=== Task directions ===
Find the lines below holding the word "JSON" and copy each of them.

=== Information supplied ===
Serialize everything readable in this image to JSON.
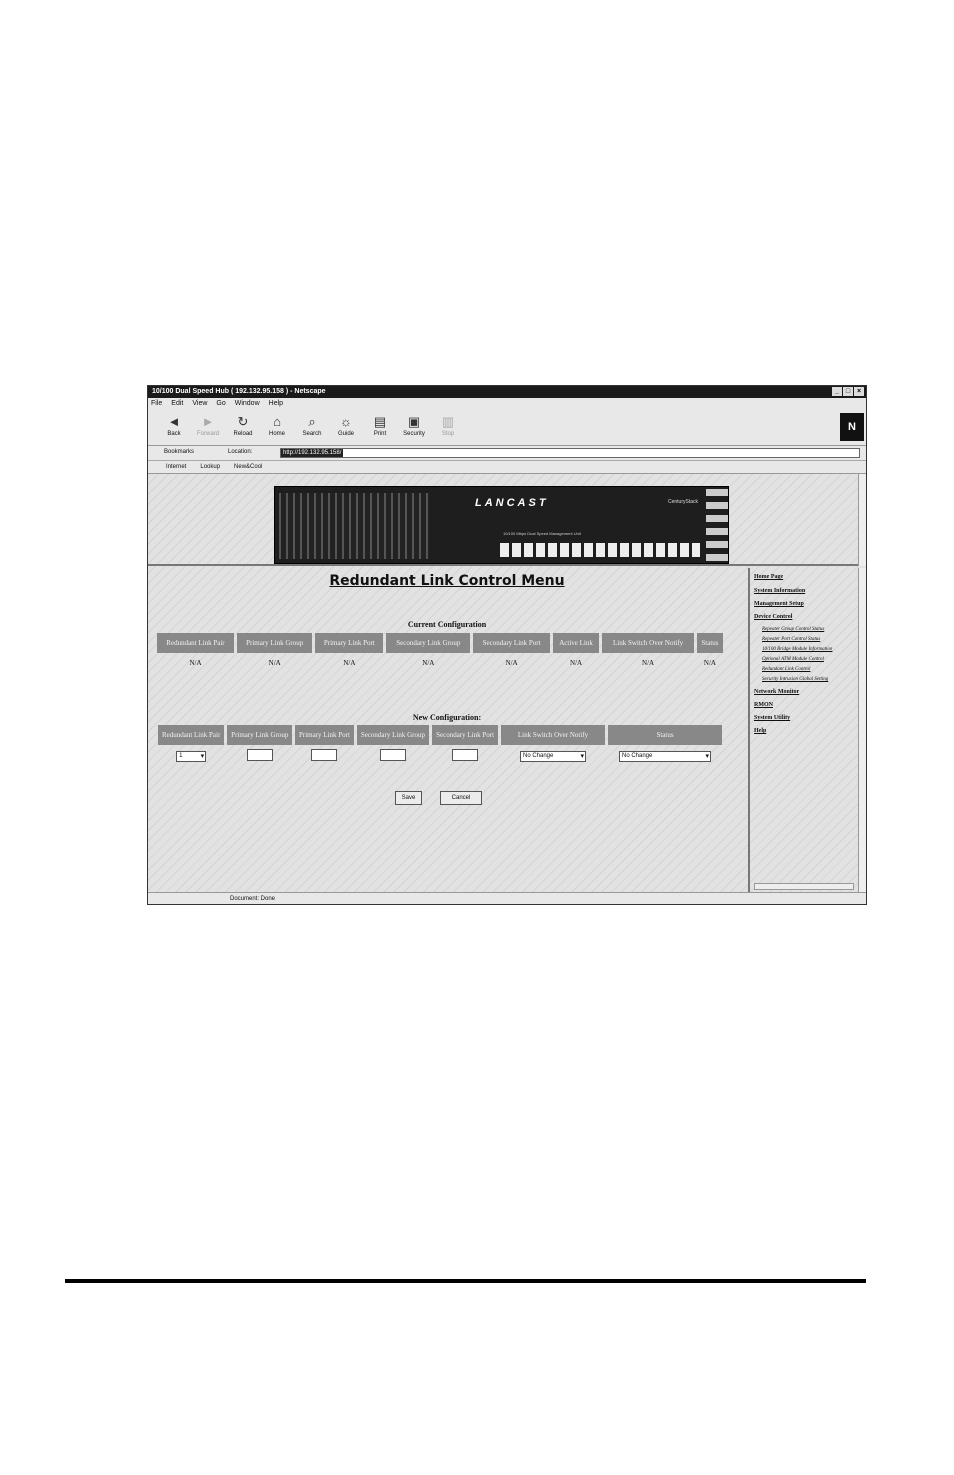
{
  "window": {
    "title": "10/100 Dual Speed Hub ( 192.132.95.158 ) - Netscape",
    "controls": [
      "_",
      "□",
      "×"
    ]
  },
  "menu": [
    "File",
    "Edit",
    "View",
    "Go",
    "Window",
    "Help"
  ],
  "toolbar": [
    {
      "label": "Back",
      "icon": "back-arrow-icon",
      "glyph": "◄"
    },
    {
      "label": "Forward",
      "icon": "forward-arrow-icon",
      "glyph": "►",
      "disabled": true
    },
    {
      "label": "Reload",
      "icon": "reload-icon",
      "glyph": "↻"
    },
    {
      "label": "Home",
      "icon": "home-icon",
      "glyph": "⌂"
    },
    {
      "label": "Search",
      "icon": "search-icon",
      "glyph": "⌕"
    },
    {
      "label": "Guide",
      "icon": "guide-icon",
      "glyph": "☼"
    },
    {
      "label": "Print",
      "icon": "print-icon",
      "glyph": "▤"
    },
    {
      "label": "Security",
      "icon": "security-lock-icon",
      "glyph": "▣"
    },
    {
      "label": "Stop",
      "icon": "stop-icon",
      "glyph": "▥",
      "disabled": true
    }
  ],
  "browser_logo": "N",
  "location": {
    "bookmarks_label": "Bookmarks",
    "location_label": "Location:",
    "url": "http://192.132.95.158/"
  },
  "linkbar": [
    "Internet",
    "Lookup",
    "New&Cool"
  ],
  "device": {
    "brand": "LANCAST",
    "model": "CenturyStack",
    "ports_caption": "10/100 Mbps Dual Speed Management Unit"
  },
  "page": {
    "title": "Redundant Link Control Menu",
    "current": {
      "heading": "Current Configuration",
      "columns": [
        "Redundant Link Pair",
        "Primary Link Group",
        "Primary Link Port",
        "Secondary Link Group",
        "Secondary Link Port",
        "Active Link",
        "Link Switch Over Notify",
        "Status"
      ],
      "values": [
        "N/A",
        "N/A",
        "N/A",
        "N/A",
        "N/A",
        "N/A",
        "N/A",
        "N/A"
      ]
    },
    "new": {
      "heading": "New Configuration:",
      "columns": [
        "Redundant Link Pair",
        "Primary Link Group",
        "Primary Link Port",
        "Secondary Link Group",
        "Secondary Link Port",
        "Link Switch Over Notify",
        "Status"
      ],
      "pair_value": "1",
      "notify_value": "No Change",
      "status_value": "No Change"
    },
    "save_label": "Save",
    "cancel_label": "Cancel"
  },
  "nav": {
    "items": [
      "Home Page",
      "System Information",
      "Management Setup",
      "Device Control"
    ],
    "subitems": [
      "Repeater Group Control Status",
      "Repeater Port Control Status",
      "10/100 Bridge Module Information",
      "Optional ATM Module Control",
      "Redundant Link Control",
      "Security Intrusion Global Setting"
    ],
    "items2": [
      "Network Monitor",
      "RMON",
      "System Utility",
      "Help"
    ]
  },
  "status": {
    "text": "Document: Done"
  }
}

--

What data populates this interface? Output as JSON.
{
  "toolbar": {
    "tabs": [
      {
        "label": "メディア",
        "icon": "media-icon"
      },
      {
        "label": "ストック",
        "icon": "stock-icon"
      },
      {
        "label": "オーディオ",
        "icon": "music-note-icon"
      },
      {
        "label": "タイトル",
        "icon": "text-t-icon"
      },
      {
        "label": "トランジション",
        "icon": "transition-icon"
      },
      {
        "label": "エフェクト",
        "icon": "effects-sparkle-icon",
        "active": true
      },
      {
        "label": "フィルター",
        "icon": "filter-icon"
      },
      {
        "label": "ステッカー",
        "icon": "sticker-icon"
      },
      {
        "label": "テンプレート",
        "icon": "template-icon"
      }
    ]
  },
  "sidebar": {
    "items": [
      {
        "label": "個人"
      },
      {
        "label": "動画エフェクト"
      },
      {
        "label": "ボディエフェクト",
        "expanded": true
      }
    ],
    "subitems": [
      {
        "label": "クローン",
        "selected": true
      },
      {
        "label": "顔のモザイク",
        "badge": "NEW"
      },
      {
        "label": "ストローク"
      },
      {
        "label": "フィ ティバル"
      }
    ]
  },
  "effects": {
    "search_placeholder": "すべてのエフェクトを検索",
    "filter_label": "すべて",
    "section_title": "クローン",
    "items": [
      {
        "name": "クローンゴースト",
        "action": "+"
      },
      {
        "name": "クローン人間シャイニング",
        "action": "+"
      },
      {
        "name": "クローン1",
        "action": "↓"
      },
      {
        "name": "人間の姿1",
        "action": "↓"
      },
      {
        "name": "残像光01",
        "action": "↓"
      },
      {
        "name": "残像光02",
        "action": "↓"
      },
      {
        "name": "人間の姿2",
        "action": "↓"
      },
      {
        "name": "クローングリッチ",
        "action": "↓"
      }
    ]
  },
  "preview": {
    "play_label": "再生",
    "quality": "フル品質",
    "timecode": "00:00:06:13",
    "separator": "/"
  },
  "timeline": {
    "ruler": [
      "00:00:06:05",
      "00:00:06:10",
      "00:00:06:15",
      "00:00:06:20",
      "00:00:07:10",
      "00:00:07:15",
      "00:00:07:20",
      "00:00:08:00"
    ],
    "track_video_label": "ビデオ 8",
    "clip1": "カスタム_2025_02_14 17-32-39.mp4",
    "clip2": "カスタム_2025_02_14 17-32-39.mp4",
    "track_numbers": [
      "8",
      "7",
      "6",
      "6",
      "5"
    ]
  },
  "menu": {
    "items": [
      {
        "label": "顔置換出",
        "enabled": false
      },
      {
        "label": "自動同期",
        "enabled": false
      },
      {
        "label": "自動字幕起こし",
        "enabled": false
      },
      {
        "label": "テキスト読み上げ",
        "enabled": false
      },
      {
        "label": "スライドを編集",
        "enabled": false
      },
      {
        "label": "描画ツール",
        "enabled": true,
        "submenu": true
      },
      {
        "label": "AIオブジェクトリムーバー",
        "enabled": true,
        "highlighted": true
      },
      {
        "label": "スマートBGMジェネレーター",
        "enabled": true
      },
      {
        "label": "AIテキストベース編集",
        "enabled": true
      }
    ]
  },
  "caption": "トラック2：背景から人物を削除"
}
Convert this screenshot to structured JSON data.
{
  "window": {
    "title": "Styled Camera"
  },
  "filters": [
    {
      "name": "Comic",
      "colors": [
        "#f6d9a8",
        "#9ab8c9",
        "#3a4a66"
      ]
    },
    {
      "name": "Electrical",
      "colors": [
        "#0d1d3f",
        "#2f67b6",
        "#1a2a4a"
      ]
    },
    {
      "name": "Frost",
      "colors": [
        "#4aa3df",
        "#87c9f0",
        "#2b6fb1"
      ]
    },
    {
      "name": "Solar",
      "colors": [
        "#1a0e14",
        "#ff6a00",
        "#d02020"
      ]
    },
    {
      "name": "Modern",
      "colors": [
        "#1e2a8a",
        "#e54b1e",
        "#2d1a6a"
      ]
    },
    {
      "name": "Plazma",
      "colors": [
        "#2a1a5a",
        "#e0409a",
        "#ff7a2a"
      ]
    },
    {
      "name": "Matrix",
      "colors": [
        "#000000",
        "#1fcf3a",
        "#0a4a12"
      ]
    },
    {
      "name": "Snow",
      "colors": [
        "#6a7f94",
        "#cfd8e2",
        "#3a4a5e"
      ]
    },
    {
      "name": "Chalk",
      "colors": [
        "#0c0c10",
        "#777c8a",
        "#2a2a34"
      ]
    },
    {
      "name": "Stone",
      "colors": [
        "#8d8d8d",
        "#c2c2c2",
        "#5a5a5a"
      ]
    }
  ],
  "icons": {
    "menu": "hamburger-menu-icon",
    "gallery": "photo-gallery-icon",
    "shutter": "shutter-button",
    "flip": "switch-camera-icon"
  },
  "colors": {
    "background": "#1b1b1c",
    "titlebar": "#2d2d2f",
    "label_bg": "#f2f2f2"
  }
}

=== Written solution ===
Serialize everything readable in this image to JSON.
What data populates this interface? Output as JSON.
Convert this screenshot to structured JSON data.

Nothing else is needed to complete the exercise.